An experiment to simulate life on Mars begins in the israeli desert
An experiment to simulate living conditions on Mars will take place in the desert in southern Israel, France 24 reports. A group of six astronauts will spend a month in fake spacesuits, performing various tasks within the framework of this project, however, as the TV channel emphasizes, before the first manned flight to the Red Planet there is still far.
At first glance, it is easy to make a mistake and assume that these frames were taken on a planet in a distant galaxy, but in fact – on Earth. These astronauts are in Ramon Crater in the desert in southern Israel. Its rocky terrain was chosen to mimic the conditions of life on Mars, in order to prepare for what is hoped (scientists – InoTV), the first-ever human exploration of the Red Planet.
GRÖMER GRÖMER, Project Director of the Austrian Space Forum: Ramon Crater is practically a unique geological formation in the world. Here, after many thousands of kilometers of rock research, we found that many of the geological features of the Ramon crater coincide with those of Mars.
As part of a project by the Israel Space Agency and the Austrian Space Forum, a group of six astronauts from around the world will live here for the next month. Participants will be clothed in fake spacesuits equipped with cameras, microphones and an autonomous breathing system, thanks to which they will be monitored for their vital signs and movements. In addition, they will conduct over 20 experiments in geology, biology and medicine, which have been developed by more than 200 scientists from 25 countries.
ALON TENSER, Israeli astronaut: There are six of us who work in a confined space under intense stress to complete many tasks. We will certainly face problems, but I believe that my team will be able to overcome them, we will learn to work together, train together, and we are absolutely sure of this.

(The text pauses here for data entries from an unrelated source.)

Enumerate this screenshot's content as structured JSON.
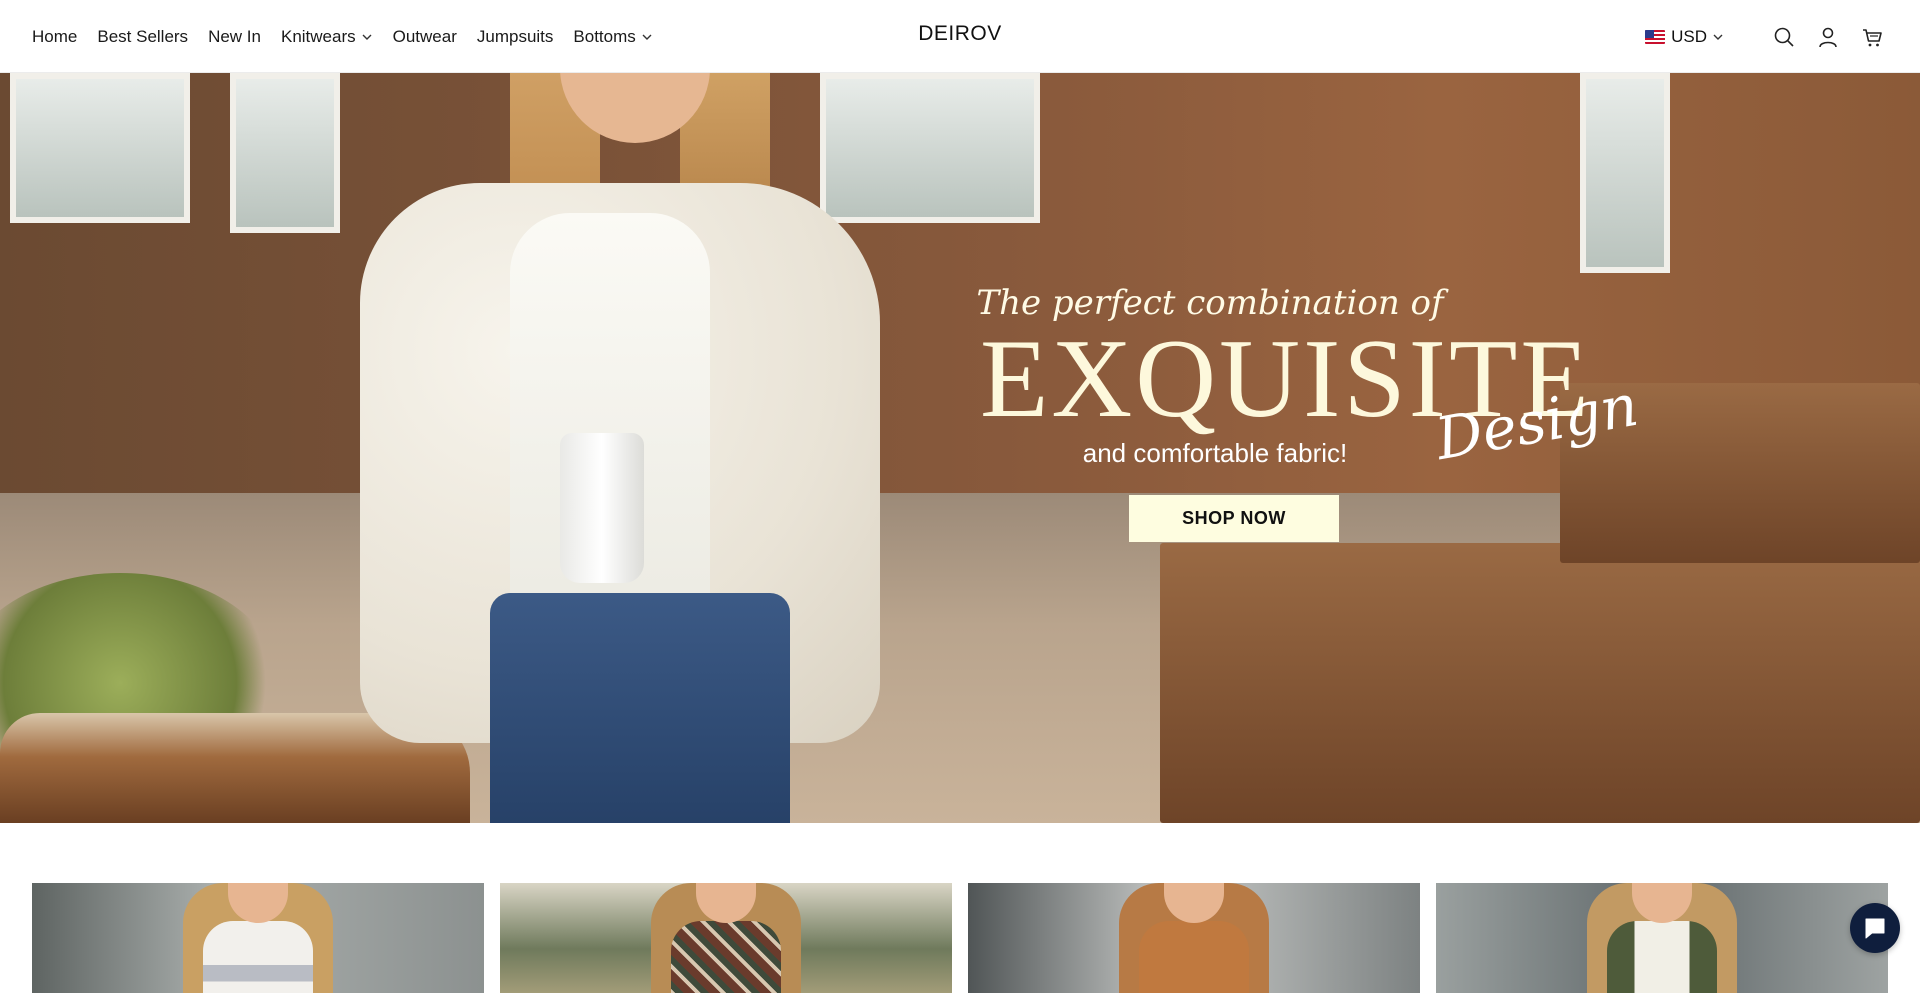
{
  "header": {
    "brand": "DEIROV",
    "nav": [
      {
        "label": "Home",
        "has_dropdown": false
      },
      {
        "label": "Best Sellers",
        "has_dropdown": false
      },
      {
        "label": "New In",
        "has_dropdown": false
      },
      {
        "label": "Knitwears",
        "has_dropdown": true
      },
      {
        "label": "Outwear",
        "has_dropdown": false
      },
      {
        "label": "Jumpsuits",
        "has_dropdown": false
      },
      {
        "label": "Bottoms",
        "has_dropdown": true
      }
    ],
    "currency": {
      "label": "USD",
      "flag": "us-flag-icon"
    },
    "icons": [
      "search-icon",
      "account-icon",
      "cart-icon"
    ]
  },
  "hero": {
    "tagline": "The perfect combination of",
    "headline": "EXQUISITE",
    "headline_script": "Design",
    "subline": "and comfortable fabric!",
    "cta": "SHOP NOW",
    "colors": {
      "headline": "#fdf8dc",
      "cta_bg": "#fefde0"
    }
  },
  "products": [
    {
      "name": "product-card-1",
      "bg": "#8e9494",
      "hair": "#c9a063",
      "top": "#eceae6"
    },
    {
      "name": "product-card-2",
      "bg": "#6f7a5c",
      "hair": "#b88c55",
      "top": "#6a3b2c"
    },
    {
      "name": "product-card-3",
      "bg": "#a8aaa8",
      "hair": "#b77a45",
      "top": "#c0793f"
    },
    {
      "name": "product-card-4",
      "bg": "#7a8280",
      "hair": "#c29a63",
      "top": "#4e5b3a"
    }
  ],
  "chat": {
    "icon": "chat-bubble-icon",
    "color": "#0f1e3d"
  }
}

After scientists and engineers have dreamed for decades of going to Mars one day, this mission could make it a reality. Nevertheless, according to experts, preparations for human exploration of the Red Planet will take another 10 years.